Docs Confirm Lack of Due Process in Communications Management Units, Attorneys Say
For the first time, hundreds of documents detailing the Bureau of Prisons’ process for designating prisoners to controversial Communications Management Units (CMUs) are public. The documents had been under a protective order in the Center for Constitutional Rights (CCR) lawsuit, Aref v. Holder, since CCR filed the case in 2010.
The CMUs were quietly opened in Terre Haute, IN and Marion, IL in 2006 and 2008, respectively, to monitor and control the communications of certain prisoners and to isolate them from other prisoners and the outside world. But the documents revealed today show that the BOP did not draft criteria for designating prisoners to the facilities until 2009 and that, even then, different offices within the BOP, each of which plays a role in the designation process, have a different understanding of the criteria. Other documents reveal that the reasons provided to CMU prisoners for their designation were incomplete, inaccurate, and sometimes even false. Discovery in the case also shows that prisoners were told they could earn their way out of the CMU by completing 18 months with clear conduct, but upon meeting that goal, their requests for transfer out of the CMU were repeatedly denied without explanation. Other documents show political speech was used as a factor in CMU designation. The documents made public today also show that 60 percent of CMU prisoners are Muslim, though Muslims comprise only six percent of the federal prisoner population.
Read More Here: Center for Constitutional Rights
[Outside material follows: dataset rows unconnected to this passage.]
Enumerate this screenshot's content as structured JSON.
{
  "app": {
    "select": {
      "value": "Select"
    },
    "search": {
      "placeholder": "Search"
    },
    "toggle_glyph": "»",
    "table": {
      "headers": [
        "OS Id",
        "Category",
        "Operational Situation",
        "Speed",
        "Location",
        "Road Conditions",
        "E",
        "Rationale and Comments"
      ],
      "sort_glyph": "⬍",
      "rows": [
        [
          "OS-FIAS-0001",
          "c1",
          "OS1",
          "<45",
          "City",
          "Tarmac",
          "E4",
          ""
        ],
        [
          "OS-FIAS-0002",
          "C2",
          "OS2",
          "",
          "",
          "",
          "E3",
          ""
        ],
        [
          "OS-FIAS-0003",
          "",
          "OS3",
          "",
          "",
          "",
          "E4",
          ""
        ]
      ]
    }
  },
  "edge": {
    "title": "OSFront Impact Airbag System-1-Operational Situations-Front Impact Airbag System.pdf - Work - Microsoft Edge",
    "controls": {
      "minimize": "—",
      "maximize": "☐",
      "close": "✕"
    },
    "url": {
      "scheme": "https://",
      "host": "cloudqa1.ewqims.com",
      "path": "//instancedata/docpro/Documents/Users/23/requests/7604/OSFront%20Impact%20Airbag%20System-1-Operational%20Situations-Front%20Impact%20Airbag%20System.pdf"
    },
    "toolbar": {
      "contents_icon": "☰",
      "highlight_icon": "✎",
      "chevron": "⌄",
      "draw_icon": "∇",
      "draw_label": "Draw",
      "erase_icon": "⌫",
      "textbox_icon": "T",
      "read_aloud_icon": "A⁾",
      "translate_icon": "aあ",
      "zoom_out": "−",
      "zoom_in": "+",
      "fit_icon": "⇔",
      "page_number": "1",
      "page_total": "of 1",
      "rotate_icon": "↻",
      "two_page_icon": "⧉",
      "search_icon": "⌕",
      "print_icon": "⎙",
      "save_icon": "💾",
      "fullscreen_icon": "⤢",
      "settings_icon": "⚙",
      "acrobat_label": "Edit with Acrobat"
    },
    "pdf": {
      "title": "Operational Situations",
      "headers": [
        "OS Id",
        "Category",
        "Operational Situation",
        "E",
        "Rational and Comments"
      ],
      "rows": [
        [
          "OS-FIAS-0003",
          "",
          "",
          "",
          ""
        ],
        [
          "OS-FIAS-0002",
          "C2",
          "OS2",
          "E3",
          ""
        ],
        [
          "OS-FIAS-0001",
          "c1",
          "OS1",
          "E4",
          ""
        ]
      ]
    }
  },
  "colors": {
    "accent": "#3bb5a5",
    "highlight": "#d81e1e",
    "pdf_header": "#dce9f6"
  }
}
We sat together on her couch, her small, eight-year-old hands clutching a photo of her father, Yassin Aref. “My daddy only held me twice before I was five,” Dilnia told me. For the first five years of her life, she only knew him as the man on the other side of a plexiglass window in a communication management unit in an Indiana federal penitentiary. Read More: Inside the Kafkaesque World of the US’s ‘Little Guantánamos’